--- Exercise materials Enclosed Below ---

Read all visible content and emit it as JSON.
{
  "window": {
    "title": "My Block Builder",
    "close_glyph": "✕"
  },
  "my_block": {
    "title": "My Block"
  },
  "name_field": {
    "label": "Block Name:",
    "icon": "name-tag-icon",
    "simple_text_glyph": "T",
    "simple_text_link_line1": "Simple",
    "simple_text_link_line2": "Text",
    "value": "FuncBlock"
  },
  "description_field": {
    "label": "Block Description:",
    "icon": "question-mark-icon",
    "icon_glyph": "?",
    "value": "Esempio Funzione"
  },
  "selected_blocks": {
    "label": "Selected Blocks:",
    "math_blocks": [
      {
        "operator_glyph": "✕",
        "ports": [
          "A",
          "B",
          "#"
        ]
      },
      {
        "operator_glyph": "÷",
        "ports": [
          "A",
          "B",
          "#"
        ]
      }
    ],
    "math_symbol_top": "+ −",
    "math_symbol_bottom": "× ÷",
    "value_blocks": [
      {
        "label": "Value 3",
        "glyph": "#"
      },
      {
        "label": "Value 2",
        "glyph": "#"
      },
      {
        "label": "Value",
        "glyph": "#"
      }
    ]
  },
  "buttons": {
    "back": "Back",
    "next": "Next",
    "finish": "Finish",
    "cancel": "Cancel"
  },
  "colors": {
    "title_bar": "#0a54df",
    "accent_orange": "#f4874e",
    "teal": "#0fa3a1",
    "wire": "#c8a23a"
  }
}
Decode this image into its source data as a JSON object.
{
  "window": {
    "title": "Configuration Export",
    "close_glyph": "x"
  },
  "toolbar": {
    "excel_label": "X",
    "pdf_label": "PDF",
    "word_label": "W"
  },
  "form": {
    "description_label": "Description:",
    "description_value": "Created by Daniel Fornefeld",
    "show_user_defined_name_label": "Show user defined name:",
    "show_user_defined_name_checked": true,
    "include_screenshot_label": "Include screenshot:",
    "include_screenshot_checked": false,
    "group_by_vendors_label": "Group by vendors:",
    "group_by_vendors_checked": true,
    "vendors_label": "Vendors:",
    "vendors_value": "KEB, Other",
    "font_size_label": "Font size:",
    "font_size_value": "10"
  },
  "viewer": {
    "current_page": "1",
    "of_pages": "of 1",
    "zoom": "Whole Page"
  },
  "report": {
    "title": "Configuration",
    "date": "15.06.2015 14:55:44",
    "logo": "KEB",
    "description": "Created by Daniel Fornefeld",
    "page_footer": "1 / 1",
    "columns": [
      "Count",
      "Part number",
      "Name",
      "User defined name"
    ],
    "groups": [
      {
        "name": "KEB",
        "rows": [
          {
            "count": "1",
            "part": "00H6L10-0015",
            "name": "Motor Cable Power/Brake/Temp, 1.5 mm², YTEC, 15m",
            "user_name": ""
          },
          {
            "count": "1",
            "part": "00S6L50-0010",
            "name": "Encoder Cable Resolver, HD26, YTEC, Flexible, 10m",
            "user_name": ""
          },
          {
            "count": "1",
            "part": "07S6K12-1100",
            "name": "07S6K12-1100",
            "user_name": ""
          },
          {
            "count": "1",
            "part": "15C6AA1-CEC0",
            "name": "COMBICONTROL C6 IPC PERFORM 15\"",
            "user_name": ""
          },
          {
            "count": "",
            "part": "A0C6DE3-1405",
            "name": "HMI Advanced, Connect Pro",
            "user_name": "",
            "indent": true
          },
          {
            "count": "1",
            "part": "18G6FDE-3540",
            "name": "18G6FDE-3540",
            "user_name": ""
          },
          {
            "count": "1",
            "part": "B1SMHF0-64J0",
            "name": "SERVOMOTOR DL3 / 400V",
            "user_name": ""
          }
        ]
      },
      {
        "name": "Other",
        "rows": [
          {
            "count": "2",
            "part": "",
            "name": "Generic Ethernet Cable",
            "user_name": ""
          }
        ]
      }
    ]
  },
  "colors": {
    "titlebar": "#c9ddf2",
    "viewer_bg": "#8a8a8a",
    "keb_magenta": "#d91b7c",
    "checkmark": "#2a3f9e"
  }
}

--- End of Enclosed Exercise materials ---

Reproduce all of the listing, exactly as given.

Read all visible content and emit it as JSON.
{
  "window": {
    "title": "My Block Builder",
    "close_glyph": "✕"
  },
  "my_block": {
    "title": "My Block"
  },
  "name_field": {
    "label": "Block Name:",
    "icon": "name-tag-icon",
    "simple_text_glyph": "T",
    "simple_text_link_line1": "Simple",
    "simple_text_link_line2": "Text",
    "value": "FuncBlock"
  },
  "description_field": {
    "label": "Block Description:",
    "icon": "question-mark-icon",
    "icon_glyph": "?",
    "value": "Esempio Funzione"
  },
  "selected_blocks": {
    "label": "Selected Blocks:",
    "math_blocks": [
      {
        "operator_glyph": "✕",
        "ports": [
          "A",
          "B",
          "#"
        ]
      },
      {
        "operator_glyph": "÷",
        "ports": [
          "A",
          "B",
          "#"
        ]
      }
    ],
    "math_symbol_top": "+ −",
    "math_symbol_bottom": "× ÷",
    "value_blocks": [
      {
        "label": "Value 3",
        "glyph": "#"
      },
      {
        "label": "Value 2",
        "glyph": "#"
      },
      {
        "label": "Value",
        "glyph": "#"
      }
    ]
  },
  "buttons": {
    "back": "Back",
    "next": "Next",
    "finish": "Finish",
    "cancel": "Cancel"
  },
  "colors": {
    "title_bar": "#0a54df",
    "accent_orange": "#f4874e",
    "teal": "#0fa3a1",
    "wire": "#c8a23a"
  }
}
Decode this image into its source data as a JSON object.
{
  "window": {
    "title": "Configuration Export",
    "close_glyph": "x"
  },
  "toolbar": {
    "excel_label": "X",
    "pdf_label": "PDF",
    "word_label": "W"
  },
  "form": {
    "description_label": "Description:",
    "description_value": "Created by Daniel Fornefeld",
    "show_user_defined_name_label": "Show user defined name:",
    "show_user_defined_name_checked": true,
    "include_screenshot_label": "Include screenshot:",
    "include_screenshot_checked": false,
    "group_by_vendors_label": "Group by vendors:",
    "group_by_vendors_checked": true,
    "vendors_label": "Vendors:",
    "vendors_value": "KEB, Other",
    "font_size_label": "Font size:",
    "font_size_value": "10"
  },
  "viewer": {
    "current_page": "1",
    "of_pages": "of 1",
    "zoom": "Whole Page"
  },
  "report": {
    "title": "Configuration",
    "date": "15.06.2015 14:55:44",
    "logo": "KEB",
    "description": "Created by Daniel Fornefeld",
    "page_footer": "1 / 1",
    "columns": [
      "Count",
      "Part number",
      "Name",
      "User defined name"
    ],
    "groups": [
      {
        "name": "KEB",
        "rows": [
          {
            "count": "1",
            "part": "00H6L10-0015",
            "name": "Motor Cable Power/Brake/Temp, 1.5 mm², YTEC, 15m",
            "user_name": ""
          },
          {
            "count": "1",
            "part": "00S6L50-0010",
            "name": "Encoder Cable Resolver, HD26, YTEC, Flexible, 10m",
            "user_name": ""
          },
          {
            "count": "1",
            "part": "07S6K12-1100",
            "name": "07S6K12-1100",
            "user_name": ""
          },
          {
            "count": "1",
            "part": "15C6AA1-CEC0",
            "name": "COMBICONTROL C6 IPC PERFORM 15\"",
            "user_name": ""
          },
          {
            "count": "",
            "part": "A0C6DE3-1405",
            "name": "HMI Advanced, Connect Pro",
            "user_name": "",
            "indent": true
          },
          {
            "count": "1",
            "part": "18G6FDE-3540",
            "name": "18G6FDE-3540",
            "user_name": ""
          },
          {
            "count": "1",
            "part": "B1SMHF0-64J0",
            "name": "SERVOMOTOR DL3 / 400V",
            "user_name": ""
          }
        ]
      },
      {
        "name": "Other",
        "rows": [
          {
            "count": "2",
            "part": "",
            "name": "Generic Ethernet Cable",
            "user_name": ""
          }
        ]
      }
    ]
  },
  "colors": {
    "titlebar": "#c9ddf2",
    "viewer_bg": "#8a8a8a",
    "keb_magenta": "#d91b7c",
    "checkmark": "#2a3f9e"
  }
}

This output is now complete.